scouts-l Mail Archive for February of 2000: Re: Racoon Roundworms
Ed Thompson (thompson@VAX2.WINONA.MSUS.EDU
Fri Feb 04 2000 - 16:21:04 CST
At 08:29 AM 2/4/00 -0600, Mark Morenz wrote:
>I have received information concerning a roundworm carried by raccoons that
>can be very harmful to humans.
>With Scout camps all through the midwest having raccoon populations,
>(sometimes bordering on infestations), I am concerned over the health
Since I have a parasitologist just down the hall from me, I popped in to ask
about this. Here's what she tells me:
This species of roundworms is quite common among raccoons, can be easily
passed to people, and it is particularly nasty if you get them. Roundworm
eggs are passed out in the feces of raccoons (often onto dead, downed wood
or directly onto the soil) and can be picked up on the hands and eaten. The
eggs hatch in the intestine, the larvae enter the blood vessels and migrate
throughout the body. Raccoon roundworms often migrate to the brain and
spinal cord for some reason (most parasites have favorite places to which
they migrate in your body) and have been known to kill people. Similar
scenarios, I might point out, occur for roundworms from other species as well.
A very large majority of raccoon roundworm cases in humans occur in young

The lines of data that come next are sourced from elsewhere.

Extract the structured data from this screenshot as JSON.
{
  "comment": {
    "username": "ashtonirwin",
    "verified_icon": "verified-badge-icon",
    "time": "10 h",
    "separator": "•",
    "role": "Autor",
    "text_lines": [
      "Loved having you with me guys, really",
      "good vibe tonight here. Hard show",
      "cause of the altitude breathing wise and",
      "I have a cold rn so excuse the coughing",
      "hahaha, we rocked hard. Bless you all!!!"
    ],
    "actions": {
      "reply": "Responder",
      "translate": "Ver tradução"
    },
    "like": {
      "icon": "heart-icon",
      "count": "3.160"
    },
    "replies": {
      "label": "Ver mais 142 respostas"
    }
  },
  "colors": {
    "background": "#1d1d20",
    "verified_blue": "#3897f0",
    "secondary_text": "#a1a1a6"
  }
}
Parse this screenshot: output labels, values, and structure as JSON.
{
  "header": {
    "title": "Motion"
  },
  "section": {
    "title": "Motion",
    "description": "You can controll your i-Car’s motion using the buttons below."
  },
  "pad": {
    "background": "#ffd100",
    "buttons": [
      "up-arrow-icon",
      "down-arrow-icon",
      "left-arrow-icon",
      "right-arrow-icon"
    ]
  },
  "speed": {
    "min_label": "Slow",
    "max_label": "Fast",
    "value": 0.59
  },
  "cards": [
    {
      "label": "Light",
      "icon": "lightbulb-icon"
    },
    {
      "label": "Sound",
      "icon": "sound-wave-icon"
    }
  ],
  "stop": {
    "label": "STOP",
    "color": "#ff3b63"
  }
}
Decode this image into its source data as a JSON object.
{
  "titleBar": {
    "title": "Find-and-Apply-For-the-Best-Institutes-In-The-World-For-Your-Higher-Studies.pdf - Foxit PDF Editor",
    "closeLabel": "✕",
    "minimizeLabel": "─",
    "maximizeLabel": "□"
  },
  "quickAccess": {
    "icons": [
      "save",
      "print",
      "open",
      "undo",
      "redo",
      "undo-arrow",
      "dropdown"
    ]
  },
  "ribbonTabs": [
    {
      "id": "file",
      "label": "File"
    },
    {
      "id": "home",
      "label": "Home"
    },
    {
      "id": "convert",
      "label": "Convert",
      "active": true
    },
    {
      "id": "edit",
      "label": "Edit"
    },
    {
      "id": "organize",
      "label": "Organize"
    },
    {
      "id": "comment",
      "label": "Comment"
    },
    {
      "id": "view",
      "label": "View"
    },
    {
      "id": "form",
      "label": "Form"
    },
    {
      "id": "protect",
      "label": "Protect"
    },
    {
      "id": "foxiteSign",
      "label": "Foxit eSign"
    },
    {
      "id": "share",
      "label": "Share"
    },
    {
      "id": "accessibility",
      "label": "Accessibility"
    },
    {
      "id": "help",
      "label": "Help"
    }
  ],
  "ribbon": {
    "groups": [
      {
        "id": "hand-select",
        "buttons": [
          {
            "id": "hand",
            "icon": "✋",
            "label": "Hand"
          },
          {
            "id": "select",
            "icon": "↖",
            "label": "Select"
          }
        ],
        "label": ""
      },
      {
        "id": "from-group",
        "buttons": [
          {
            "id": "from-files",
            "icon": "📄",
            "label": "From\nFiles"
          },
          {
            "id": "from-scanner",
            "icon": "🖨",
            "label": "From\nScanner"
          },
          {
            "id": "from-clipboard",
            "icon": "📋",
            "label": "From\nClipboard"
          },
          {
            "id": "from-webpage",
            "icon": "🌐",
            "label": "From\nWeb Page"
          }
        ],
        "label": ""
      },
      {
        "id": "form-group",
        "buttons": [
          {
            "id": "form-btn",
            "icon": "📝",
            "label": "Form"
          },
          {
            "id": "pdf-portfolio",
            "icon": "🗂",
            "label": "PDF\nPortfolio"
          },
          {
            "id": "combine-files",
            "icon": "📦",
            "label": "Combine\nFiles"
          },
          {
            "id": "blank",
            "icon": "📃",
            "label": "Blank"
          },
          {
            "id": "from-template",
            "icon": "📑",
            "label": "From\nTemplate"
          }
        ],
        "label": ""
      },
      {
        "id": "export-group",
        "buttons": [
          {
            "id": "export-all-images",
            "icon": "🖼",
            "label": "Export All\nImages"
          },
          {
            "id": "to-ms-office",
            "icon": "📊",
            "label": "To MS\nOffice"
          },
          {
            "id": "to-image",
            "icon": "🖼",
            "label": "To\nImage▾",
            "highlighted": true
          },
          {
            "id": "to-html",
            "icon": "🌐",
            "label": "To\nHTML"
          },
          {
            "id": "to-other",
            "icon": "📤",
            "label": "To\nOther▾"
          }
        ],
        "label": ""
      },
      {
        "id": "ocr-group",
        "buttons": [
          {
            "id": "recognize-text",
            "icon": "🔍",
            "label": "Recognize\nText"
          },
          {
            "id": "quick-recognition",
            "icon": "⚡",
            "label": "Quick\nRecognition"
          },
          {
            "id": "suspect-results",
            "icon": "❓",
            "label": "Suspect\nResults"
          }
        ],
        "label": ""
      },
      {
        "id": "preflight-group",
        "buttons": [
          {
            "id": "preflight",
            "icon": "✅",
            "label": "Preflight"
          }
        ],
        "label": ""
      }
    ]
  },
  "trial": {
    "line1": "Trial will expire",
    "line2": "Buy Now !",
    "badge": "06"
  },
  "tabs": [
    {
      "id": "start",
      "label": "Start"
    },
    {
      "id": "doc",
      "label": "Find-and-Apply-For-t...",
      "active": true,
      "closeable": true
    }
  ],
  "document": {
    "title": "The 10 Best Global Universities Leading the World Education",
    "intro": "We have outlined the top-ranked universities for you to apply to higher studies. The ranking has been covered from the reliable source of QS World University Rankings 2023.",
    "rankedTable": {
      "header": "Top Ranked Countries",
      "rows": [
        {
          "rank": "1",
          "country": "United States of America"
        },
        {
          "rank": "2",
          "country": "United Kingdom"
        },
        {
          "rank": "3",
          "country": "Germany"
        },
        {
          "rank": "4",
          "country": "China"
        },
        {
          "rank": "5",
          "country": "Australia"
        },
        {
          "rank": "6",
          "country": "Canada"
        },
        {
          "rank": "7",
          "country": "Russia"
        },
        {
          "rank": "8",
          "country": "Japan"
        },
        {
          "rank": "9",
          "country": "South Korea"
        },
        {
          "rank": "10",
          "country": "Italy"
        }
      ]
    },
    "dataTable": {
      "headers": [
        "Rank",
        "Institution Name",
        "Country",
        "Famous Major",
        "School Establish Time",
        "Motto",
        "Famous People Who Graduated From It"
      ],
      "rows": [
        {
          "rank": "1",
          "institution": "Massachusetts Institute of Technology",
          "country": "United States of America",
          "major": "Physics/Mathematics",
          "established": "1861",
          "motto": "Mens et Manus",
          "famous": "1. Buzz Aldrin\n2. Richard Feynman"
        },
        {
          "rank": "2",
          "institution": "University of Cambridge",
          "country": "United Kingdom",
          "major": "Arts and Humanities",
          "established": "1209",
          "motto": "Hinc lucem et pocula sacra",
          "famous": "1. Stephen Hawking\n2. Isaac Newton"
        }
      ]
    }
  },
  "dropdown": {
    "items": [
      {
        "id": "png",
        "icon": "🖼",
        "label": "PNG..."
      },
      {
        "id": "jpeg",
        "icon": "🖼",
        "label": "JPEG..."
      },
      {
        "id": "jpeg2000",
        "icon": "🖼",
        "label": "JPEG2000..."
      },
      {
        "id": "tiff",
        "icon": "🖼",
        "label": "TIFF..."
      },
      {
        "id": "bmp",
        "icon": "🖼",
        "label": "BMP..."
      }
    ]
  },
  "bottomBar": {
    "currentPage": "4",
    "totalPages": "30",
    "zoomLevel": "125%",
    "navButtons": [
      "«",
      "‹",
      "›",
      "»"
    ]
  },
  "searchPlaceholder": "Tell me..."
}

children who are still in the stages of putting lots of stuff in their
mouths, in particular eating dirt (hey, I loved dirt as a kid!). The key to
controlling it, then, is to keep your hands from getting/staying
contaminated and to keep the contaminated soil/wood/etc. away from your
mouth - the basics of hygeine we all probably learned in first grade.
Is this cause for panic among Scouters? Absolutely not! One of the fun
realities of life is that no matter how clean we try to be, we live in a
world full of parasites. There are thousands of species of roundworms,
about thirty of which are parasitic to humans. One species migrates into
your eye! To quote from the textbook I use in teaching introductory biology
courses: "a spadeful of garden soil will contain more than a million
(roundworms)". Chances are pretty close to 100% that each of you has had a
roundworm infection at least once in your life. Short of holding camp in a
sterile plastic bubble, if we step out of our front doors we will be exposed
to them. Basic common sense will get us through.
Ed W. Thompson Ph.D.
Associate Professor of Biology
Director of Cytotechnology
Winona State University